(Saved data entries)

+ + + + +

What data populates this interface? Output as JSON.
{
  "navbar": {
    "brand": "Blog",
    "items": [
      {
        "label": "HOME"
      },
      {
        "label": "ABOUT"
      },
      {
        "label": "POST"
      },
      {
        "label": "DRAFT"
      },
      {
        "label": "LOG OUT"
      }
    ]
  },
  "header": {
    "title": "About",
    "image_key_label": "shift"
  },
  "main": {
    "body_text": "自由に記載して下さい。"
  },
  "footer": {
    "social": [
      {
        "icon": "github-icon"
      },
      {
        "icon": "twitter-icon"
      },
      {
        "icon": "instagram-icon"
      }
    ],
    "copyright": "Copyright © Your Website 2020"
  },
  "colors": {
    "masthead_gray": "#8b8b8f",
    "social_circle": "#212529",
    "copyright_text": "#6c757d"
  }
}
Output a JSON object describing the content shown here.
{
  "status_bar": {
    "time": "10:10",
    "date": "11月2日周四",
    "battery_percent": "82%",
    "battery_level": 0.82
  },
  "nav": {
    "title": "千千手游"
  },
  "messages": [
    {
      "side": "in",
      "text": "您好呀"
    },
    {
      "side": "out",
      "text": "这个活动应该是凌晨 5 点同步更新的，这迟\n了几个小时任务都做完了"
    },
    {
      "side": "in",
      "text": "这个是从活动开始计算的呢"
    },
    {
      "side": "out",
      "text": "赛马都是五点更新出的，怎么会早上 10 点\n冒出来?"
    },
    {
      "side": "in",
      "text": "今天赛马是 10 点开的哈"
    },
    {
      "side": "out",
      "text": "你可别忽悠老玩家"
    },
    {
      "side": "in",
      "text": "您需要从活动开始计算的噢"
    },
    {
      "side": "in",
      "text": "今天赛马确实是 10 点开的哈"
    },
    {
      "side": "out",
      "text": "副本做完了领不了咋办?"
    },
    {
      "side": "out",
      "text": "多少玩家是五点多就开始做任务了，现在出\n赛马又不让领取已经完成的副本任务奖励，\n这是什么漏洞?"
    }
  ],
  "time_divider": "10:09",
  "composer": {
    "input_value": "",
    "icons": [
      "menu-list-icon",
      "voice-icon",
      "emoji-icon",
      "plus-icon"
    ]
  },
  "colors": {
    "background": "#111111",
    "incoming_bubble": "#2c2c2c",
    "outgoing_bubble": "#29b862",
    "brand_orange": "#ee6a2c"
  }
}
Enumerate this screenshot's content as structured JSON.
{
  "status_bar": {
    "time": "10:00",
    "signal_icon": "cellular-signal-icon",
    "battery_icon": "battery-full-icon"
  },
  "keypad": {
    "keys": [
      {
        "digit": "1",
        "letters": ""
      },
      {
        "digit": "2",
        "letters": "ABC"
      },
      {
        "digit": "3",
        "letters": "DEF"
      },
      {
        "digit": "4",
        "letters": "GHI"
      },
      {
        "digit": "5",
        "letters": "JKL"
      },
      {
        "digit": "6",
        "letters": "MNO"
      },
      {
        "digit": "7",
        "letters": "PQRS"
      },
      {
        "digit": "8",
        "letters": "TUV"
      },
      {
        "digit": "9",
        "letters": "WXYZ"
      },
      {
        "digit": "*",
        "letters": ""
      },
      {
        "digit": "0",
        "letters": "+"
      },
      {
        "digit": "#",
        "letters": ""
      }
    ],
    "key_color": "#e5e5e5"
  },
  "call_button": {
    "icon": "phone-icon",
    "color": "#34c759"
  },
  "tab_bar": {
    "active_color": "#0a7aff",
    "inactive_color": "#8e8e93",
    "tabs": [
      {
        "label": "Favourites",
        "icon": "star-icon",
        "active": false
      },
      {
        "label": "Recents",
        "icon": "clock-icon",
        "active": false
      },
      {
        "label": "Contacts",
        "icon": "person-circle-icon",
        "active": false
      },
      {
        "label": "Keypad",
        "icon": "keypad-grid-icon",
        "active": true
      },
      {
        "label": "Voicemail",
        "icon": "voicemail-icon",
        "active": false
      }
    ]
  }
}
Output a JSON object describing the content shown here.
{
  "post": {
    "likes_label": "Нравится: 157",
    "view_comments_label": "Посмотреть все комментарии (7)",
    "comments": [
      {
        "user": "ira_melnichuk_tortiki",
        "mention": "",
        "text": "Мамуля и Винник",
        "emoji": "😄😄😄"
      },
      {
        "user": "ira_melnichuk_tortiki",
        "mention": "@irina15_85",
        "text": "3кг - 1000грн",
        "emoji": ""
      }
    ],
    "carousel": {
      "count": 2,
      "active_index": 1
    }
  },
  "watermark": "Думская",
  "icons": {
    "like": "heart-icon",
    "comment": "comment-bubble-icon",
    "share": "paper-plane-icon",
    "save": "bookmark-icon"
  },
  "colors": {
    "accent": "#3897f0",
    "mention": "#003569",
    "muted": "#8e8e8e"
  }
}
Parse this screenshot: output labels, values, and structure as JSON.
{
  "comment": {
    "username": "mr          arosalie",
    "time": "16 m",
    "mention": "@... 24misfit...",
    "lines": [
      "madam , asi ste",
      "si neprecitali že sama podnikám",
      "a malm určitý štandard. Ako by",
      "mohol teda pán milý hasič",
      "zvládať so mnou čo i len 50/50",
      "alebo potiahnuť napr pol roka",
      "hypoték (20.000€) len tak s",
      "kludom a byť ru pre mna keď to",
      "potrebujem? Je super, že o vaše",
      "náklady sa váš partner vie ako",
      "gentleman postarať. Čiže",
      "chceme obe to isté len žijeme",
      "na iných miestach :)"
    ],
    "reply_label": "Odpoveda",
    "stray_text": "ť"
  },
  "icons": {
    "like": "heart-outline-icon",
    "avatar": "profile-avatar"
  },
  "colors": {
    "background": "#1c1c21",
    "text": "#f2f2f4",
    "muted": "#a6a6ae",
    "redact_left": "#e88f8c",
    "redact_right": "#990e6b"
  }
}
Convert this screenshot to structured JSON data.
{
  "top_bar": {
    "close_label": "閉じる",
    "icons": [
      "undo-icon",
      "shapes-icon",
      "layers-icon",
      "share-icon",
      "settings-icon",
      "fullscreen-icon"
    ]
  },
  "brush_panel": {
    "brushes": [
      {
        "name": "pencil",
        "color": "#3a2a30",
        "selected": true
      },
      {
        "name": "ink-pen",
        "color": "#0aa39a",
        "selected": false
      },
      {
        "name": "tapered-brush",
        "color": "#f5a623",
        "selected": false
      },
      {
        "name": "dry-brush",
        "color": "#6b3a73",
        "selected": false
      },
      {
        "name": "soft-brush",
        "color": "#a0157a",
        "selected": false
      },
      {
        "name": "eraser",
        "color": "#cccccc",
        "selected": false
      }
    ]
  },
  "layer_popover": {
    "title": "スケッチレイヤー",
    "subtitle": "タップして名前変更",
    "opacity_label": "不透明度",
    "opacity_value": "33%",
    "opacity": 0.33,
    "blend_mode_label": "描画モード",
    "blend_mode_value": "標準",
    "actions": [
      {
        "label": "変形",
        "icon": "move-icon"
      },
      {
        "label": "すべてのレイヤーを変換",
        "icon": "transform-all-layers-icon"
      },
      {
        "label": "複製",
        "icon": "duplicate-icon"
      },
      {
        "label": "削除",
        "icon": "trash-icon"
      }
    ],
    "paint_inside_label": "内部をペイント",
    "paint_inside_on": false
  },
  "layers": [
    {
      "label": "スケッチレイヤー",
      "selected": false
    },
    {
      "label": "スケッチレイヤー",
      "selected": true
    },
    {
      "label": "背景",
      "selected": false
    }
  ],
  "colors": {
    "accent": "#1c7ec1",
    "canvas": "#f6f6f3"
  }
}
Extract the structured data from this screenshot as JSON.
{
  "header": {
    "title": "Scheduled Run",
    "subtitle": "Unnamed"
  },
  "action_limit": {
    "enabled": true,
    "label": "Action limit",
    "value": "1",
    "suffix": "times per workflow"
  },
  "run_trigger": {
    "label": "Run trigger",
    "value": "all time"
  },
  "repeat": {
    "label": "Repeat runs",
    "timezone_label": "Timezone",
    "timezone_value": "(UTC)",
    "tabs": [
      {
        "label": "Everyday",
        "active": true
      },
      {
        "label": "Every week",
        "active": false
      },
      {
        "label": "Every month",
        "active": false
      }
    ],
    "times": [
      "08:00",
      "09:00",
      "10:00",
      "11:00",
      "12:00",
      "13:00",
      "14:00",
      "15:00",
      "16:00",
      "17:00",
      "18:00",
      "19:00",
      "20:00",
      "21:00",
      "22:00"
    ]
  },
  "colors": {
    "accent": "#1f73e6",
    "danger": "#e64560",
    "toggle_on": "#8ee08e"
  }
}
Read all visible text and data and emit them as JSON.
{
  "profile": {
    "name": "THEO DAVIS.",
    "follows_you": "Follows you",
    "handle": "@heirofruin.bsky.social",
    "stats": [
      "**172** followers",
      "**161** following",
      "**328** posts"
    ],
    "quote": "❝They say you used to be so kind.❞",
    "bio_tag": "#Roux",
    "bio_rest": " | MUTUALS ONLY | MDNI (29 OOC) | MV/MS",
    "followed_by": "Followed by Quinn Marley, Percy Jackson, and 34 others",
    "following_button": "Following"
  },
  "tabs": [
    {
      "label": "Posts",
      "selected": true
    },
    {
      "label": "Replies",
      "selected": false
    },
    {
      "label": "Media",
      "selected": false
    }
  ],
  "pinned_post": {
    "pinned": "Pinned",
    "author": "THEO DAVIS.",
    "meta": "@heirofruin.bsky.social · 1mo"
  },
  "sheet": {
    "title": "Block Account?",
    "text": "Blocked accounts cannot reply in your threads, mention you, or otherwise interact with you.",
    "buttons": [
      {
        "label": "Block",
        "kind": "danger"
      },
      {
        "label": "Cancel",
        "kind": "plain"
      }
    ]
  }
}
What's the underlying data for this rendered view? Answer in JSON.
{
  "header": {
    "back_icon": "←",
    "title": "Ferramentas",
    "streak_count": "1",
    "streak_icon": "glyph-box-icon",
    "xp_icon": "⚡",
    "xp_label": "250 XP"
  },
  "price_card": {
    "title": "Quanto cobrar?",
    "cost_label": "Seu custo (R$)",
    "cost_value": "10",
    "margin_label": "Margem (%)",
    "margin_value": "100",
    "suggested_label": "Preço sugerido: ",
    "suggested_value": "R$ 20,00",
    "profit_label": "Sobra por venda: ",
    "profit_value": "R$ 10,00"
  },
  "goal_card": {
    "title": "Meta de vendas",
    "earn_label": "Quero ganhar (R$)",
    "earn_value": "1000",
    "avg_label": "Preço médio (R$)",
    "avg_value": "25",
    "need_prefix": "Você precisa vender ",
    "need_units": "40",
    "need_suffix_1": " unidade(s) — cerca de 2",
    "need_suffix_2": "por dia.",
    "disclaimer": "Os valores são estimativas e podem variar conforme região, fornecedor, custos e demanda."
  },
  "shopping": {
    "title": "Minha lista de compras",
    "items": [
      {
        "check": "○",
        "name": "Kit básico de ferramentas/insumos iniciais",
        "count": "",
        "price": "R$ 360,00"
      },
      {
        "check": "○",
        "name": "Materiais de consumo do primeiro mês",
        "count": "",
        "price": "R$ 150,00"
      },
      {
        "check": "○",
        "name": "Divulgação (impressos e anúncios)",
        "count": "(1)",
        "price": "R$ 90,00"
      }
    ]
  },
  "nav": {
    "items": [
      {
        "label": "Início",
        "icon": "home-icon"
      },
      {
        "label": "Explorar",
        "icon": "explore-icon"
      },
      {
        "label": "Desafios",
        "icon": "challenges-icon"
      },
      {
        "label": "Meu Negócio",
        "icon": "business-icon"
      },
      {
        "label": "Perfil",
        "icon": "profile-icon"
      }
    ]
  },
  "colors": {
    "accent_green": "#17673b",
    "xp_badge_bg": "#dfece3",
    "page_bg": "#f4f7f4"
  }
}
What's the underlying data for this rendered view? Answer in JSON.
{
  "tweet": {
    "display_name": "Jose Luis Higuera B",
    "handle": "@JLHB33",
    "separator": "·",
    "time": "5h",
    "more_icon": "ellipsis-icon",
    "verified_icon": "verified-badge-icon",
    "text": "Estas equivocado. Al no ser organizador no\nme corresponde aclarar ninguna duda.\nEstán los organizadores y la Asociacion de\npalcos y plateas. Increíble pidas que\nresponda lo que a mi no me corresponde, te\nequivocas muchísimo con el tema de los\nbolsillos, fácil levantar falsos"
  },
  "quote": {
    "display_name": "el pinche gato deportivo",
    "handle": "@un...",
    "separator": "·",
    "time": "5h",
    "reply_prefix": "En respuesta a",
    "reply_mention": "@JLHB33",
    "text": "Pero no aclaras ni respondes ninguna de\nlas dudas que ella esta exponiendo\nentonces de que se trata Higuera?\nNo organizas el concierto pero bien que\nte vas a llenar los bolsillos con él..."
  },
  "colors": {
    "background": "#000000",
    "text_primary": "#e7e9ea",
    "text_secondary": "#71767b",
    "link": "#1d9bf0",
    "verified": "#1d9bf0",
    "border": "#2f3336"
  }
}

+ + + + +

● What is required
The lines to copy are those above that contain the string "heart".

● Response to the exercise
    "like": "heart-icon",
    "like": "heart-outline-icon",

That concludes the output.